THE two central bank meetings this week were supposed to be non-events - the US Federal Reserve was expected to keep interest rates steady while expressing caution about the state of the US economy, while the Bank of Japan (BOJ) was expected to announce more monetary stimulus to revive its flagging economy.
As it turned out, only the Fed followed the script which the market had written, while the BOJ's decision to hold off from pumping more money came as a shock that gave traders the perfect opportunity to short the market - again.
The outcome was that the Straits Times Index weakened every day of the week, losing 102 points or 3.5 per cent in total at 2,838.52, including a 23.78 points drop on Friday.
Adding to the incentive to sell or go short was Thursday news that the US gross domestic product slowed to 0.5 per cent quarter on quarter in Q1 from 1.4 per cent in Q4 2015.
Liquidity in the local market, having picked up slightly in March and early April to an average of S$1.4 billion to S$1.5 billion daily, has fallen back and this week hovered around the S$1 billion mark.
On Friday though, selling of the banks saw turnover increase from Thursday's S$1.06 billion to one billion units worth S$1.15 billion.

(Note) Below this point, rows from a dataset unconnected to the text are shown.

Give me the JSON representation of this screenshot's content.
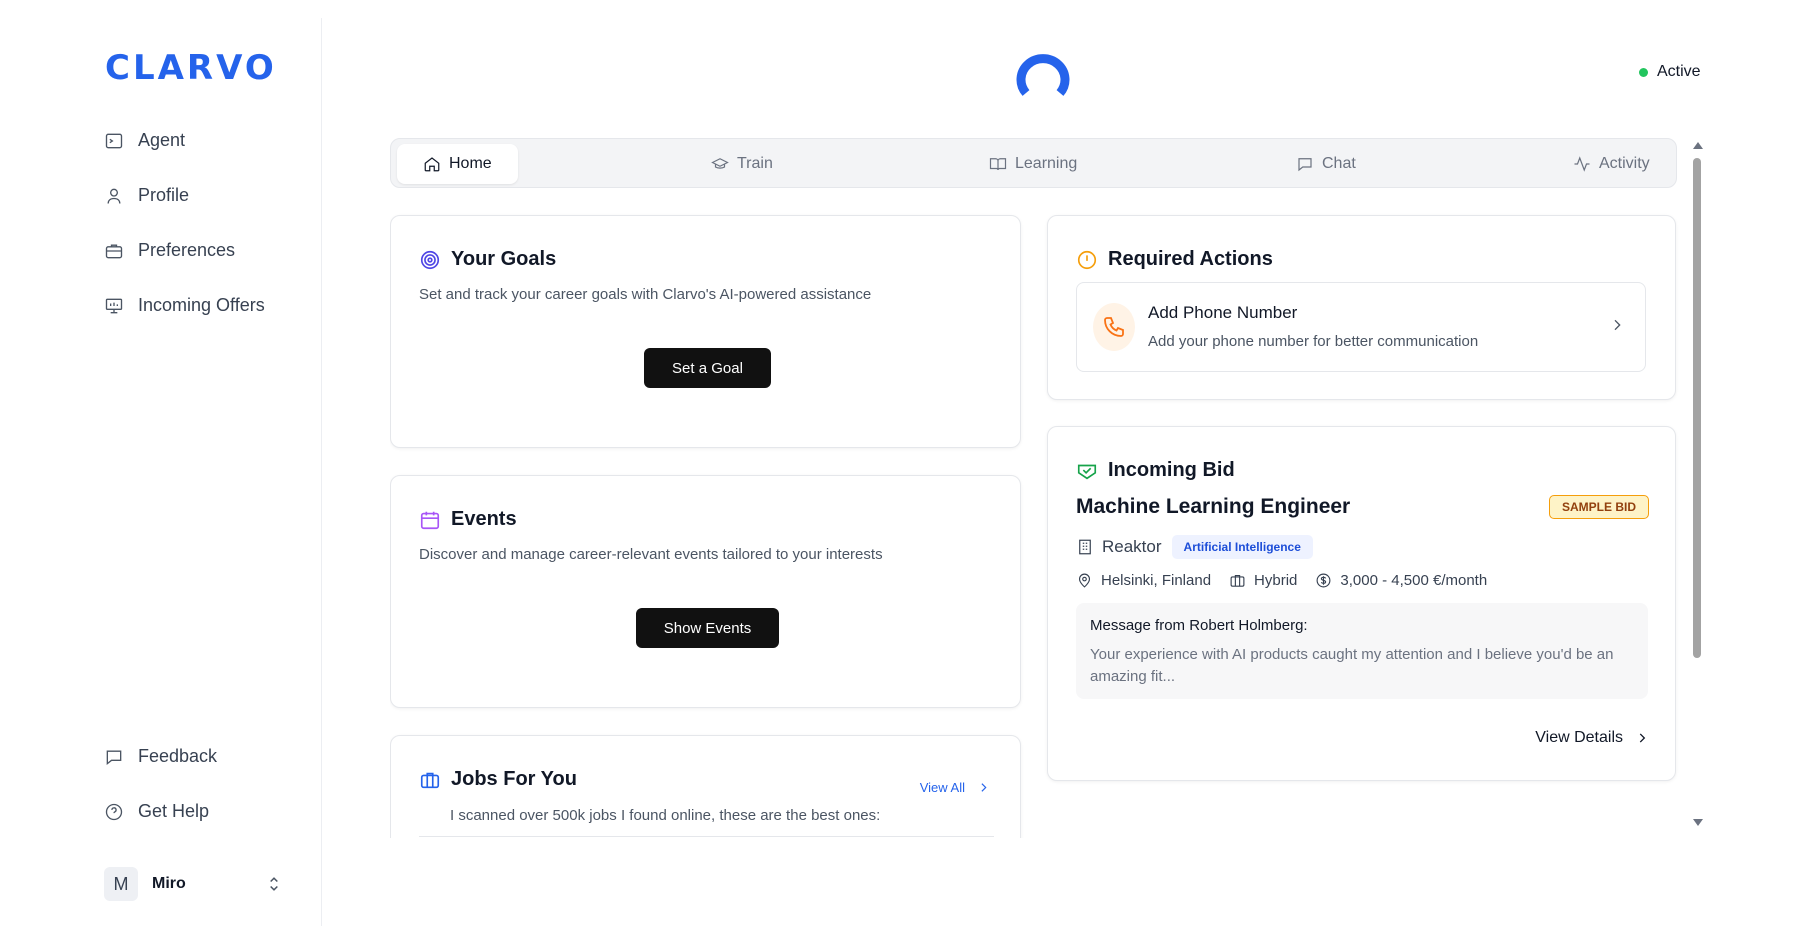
{
  "sidebar": {
    "logo": "CLARVO",
    "items": [
      {
        "label": "Agent",
        "icon": "terminal-icon"
      },
      {
        "label": "Profile",
        "icon": "user-icon"
      },
      {
        "label": "Preferences",
        "icon": "briefcase-icon"
      },
      {
        "label": "Incoming Offers",
        "icon": "presentation-icon"
      }
    ],
    "bottom_items": [
      {
        "label": "Feedback",
        "icon": "message-square-icon"
      },
      {
        "label": "Get Help",
        "icon": "help-circle-icon"
      }
    ],
    "user": {
      "initial": "M",
      "name": "Miro"
    }
  },
  "header": {
    "status_label": "Active",
    "status_color": "#22c55e",
    "brand_color": "#2563eb"
  },
  "tabs": [
    {
      "label": "Home",
      "icon": "home-icon",
      "active": true
    },
    {
      "label": "Train",
      "icon": "graduation-cap-icon",
      "active": false
    },
    {
      "label": "Learning",
      "icon": "book-open-icon",
      "active": false
    },
    {
      "label": "Chat",
      "icon": "chat-icon",
      "active": false
    },
    {
      "label": "Activity",
      "icon": "activity-icon",
      "active": false
    }
  ],
  "goals": {
    "title": "Your Goals",
    "description": "Set and track your career goals with Clarvo's AI-powered assistance",
    "button": "Set a Goal"
  },
  "events": {
    "title": "Events",
    "description": "Discover and manage career-relevant events tailored to your interests",
    "button": "Show Events"
  },
  "jobs": {
    "title": "Jobs For You",
    "view_all": "View All",
    "description": "I scanned over 500k jobs I found online, these are the best ones:"
  },
  "required_actions": {
    "title": "Required Actions",
    "items": [
      {
        "title": "Add Phone Number",
        "subtitle": "Add your phone number for better communication"
      }
    ]
  },
  "incoming_bid": {
    "title": "Incoming Bid",
    "role": "Machine Learning Engineer",
    "badge": "SAMPLE BID",
    "company": "Reaktor",
    "category": "Artificial Intelligence",
    "location": "Helsinki, Finland",
    "work_mode": "Hybrid",
    "salary": "3,000 - 4,500 €/month",
    "message_from": "Message from Robert Holmberg:",
    "message": "Your experience with AI products caught my attention and I believe you'd be an amazing fit...",
    "view_details": "View Details"
  }
}
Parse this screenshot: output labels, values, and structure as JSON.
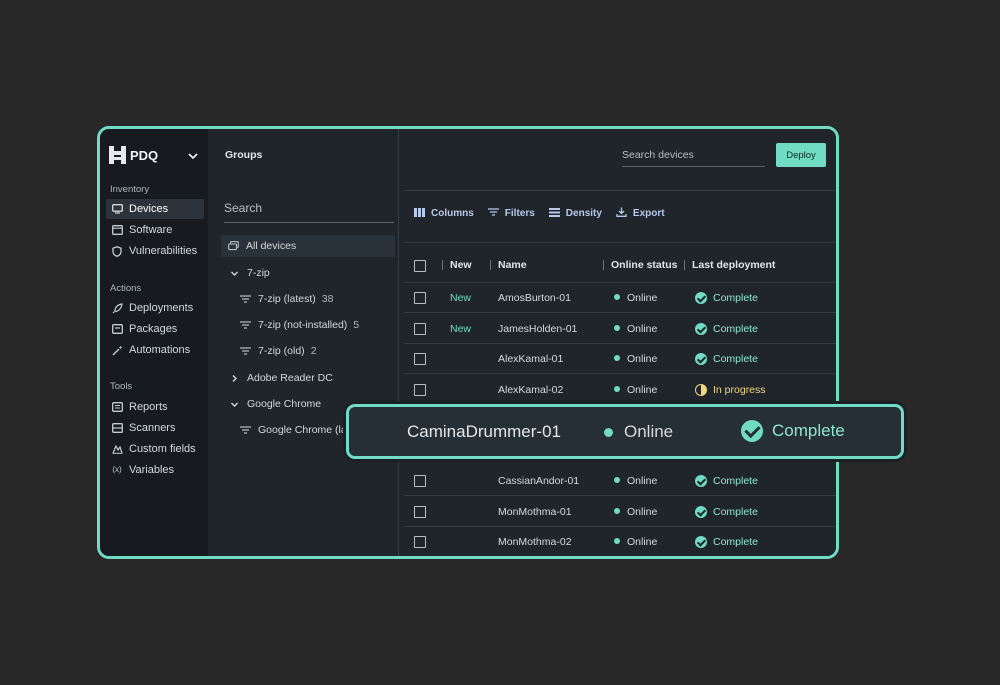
{
  "brand": {
    "name": "PDQ"
  },
  "nav": {
    "sections": [
      {
        "title": "Inventory",
        "items": [
          {
            "label": "Devices",
            "icon": "monitor-icon",
            "active": true
          },
          {
            "label": "Software",
            "icon": "software-icon"
          },
          {
            "label": "Vulnerabilities",
            "icon": "shield-icon"
          }
        ]
      },
      {
        "title": "Actions",
        "items": [
          {
            "label": "Deployments",
            "icon": "rocket-icon"
          },
          {
            "label": "Packages",
            "icon": "package-icon"
          },
          {
            "label": "Automations",
            "icon": "wand-icon"
          }
        ]
      },
      {
        "title": "Tools",
        "items": [
          {
            "label": "Reports",
            "icon": "report-icon"
          },
          {
            "label": "Scanners",
            "icon": "scanner-icon"
          },
          {
            "label": "Custom fields",
            "icon": "custom-fields-icon"
          },
          {
            "label": "Variables",
            "icon": "variables-icon"
          }
        ]
      }
    ]
  },
  "groups": {
    "title": "Groups",
    "search_placeholder": "Search",
    "items": [
      {
        "label": "All devices",
        "type": "all",
        "selected": true
      },
      {
        "label": "7-zip",
        "type": "folder-open"
      },
      {
        "label": "7-zip (latest)",
        "type": "filter",
        "count": "38"
      },
      {
        "label": "7-zip (not-installed)",
        "type": "filter",
        "count": "5"
      },
      {
        "label": "7-zip (old)",
        "type": "filter",
        "count": "2"
      },
      {
        "label": "Adobe Reader DC",
        "type": "folder-closed"
      },
      {
        "label": "Google Chrome",
        "type": "folder-open"
      },
      {
        "label": "Google Chrome (lat",
        "type": "filter"
      }
    ]
  },
  "header": {
    "search_placeholder": "Search devices",
    "deploy_label": "Deploy"
  },
  "toolbar": {
    "columns": "Columns",
    "filters": "Filters",
    "density": "Density",
    "export": "Export"
  },
  "table": {
    "columns": [
      "New",
      "Name",
      "Online status",
      "Last deployment"
    ],
    "rows": [
      {
        "new": "New",
        "name": "AmosBurton-01",
        "status": "Online",
        "deployment": "Complete",
        "state": "complete"
      },
      {
        "new": "New",
        "name": "JamesHolden-01",
        "status": "Online",
        "deployment": "Complete",
        "state": "complete"
      },
      {
        "new": "",
        "name": "AlexKamal-01",
        "status": "Online",
        "deployment": "Complete",
        "state": "complete"
      },
      {
        "new": "",
        "name": "AlexKamal-02",
        "status": "Online",
        "deployment": "In progress",
        "state": "progress"
      },
      {
        "new": "",
        "name": "CassianAndor-01",
        "status": "Online",
        "deployment": "Complete",
        "state": "complete"
      },
      {
        "new": "",
        "name": "MonMothma-01",
        "status": "Online",
        "deployment": "Complete",
        "state": "complete"
      },
      {
        "new": "",
        "name": "MonMothma-02",
        "status": "Online",
        "deployment": "Complete",
        "state": "complete"
      }
    ]
  },
  "callout": {
    "name": "CaminaDrummer-01",
    "status": "Online",
    "deployment": "Complete"
  },
  "colors": {
    "accent": "#6fdcc3",
    "progress": "#f0d87a",
    "background": "#282828",
    "panel": "#1f252b"
  }
}
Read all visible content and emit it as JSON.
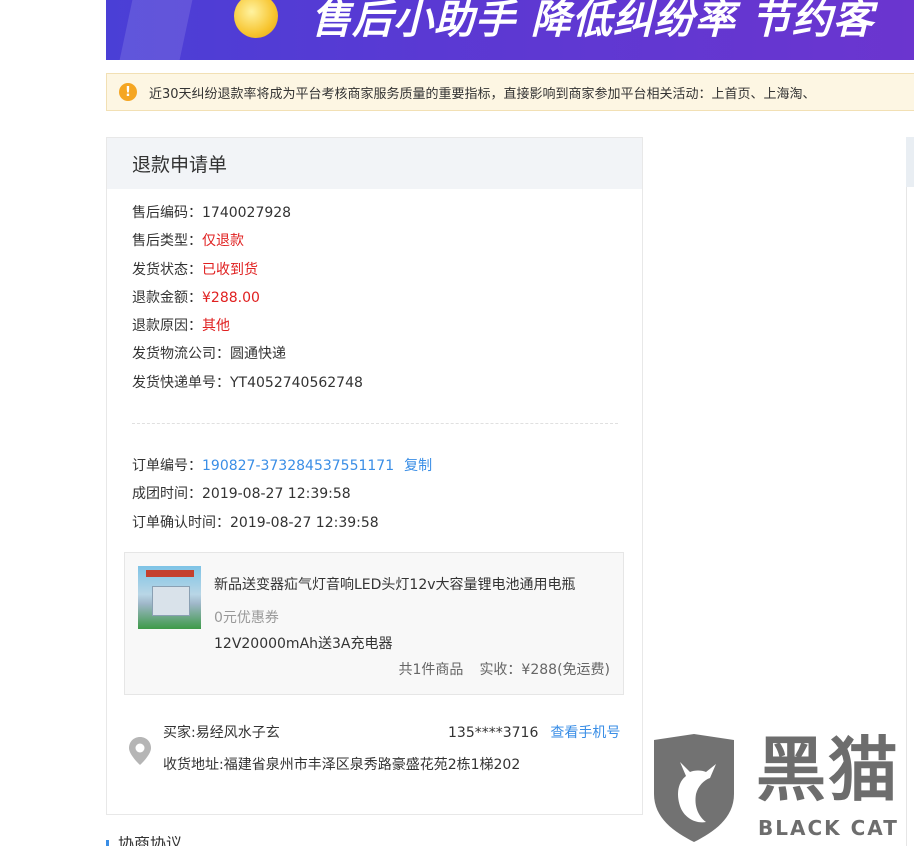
{
  "banner": {
    "text": "售后小助手  降低纠纷率  节约客"
  },
  "notice": {
    "icon": "warning-icon",
    "text": "近30天纠纷退款率将成为平台考核商家服务质量的重要指标，直接影响到商家参加平台相关活动：上首页、上海淘、"
  },
  "refund": {
    "title": "退款申请单",
    "rows": [
      {
        "label": "售后编码：",
        "value": "1740027928"
      },
      {
        "label": "售后类型：",
        "value": "仅退款"
      },
      {
        "label": "发货状态：",
        "value": "已收到货"
      },
      {
        "label": "退款金额：",
        "value": "¥288.00"
      },
      {
        "label": "退款原因：",
        "value": "其他"
      },
      {
        "label": "发货物流公司：",
        "value": "圆通快递"
      },
      {
        "label": "发货快递单号：",
        "value": "YT4052740562748"
      }
    ]
  },
  "order": {
    "number_label": "订单编号：",
    "number": "190827-373284537551171",
    "copy_label": "复制",
    "group_time_label": "成团时间：",
    "group_time": "2019-08-27 12:39:58",
    "confirm_time_label": "订单确认时间：",
    "confirm_time": "2019-08-27 12:39:58"
  },
  "product": {
    "title": "新品送变器疝气灯音响LED头灯12v大容量锂电池通用电瓶",
    "coupon": "0元优惠券",
    "spec": "12V20000mAh送3A充电器",
    "count": "共1件商品",
    "paid": "实收：¥288(免运费)"
  },
  "buyer": {
    "name": "买家:易经风水子玄",
    "phone": "135****3716",
    "view_phone_label": "查看手机号",
    "address": "收货地址:福建省泉州市丰泽区泉秀路豪盛花苑2栋1梯202"
  },
  "section_below": {
    "title": "协商协议"
  },
  "watermark": {
    "big": "黑猫",
    "small": "BLACK CAT"
  },
  "colors": {
    "red": "#e02020",
    "blue": "#3a8ee6",
    "notice_bg": "#fdf6e3",
    "banner": "#5a39d3"
  }
}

Excluding warrants, there were 170 rises against 225 falls.
Among blue chips, banks were the prime plays as UOB and OCBC reported their first-quarter figures on Thursday and Friday respectively - the former registering a 4.4 per cent drop in net profit to S$766 million for the three months ended March 31, 2016, and the latter a 14 per cent fall to S$856 million. All three banks ended weaker on Friday.